Directions for this task: Copy out all lines from the material that contain the string "footprinty".

Records for this exercise:
[Start of Attachment]

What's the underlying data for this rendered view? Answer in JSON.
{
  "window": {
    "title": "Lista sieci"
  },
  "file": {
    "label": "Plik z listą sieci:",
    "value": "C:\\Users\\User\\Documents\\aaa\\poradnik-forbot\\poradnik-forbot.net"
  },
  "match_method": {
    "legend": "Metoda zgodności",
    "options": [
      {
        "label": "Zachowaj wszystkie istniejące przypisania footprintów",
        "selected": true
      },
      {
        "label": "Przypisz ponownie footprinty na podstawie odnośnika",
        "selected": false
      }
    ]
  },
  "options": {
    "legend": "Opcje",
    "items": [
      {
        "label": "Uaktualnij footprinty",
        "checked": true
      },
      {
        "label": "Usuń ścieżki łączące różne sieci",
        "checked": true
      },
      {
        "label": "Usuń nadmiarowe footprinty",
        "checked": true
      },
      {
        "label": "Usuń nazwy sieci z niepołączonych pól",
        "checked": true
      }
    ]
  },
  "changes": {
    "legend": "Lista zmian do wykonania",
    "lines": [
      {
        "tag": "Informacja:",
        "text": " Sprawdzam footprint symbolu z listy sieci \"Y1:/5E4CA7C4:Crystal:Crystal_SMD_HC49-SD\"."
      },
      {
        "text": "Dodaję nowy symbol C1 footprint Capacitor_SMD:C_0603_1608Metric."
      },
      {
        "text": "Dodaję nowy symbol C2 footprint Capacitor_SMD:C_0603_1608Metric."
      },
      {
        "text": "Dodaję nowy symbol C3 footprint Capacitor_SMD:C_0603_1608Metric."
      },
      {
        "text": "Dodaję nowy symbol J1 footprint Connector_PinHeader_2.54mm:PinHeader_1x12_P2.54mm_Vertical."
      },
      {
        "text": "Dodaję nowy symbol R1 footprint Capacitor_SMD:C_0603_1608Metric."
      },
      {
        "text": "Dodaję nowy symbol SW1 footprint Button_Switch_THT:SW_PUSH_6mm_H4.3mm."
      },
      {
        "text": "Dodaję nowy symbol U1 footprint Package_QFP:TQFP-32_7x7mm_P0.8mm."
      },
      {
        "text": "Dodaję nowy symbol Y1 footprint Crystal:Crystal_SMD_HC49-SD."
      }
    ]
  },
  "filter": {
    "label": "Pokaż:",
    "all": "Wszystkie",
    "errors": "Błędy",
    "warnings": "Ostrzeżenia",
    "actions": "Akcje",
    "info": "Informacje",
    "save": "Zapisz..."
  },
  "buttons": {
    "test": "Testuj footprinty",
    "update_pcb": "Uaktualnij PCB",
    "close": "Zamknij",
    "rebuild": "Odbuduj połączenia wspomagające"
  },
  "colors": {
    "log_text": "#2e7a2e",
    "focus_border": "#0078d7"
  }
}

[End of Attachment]

Answer to this task:
        "label": "Przypisz ponownie footprinty na podstawie odnośnika",
        "label": "Uaktualnij footprinty",
        "label": "Usuń nadmiarowe footprinty",
    "test": "Testuj footprinty",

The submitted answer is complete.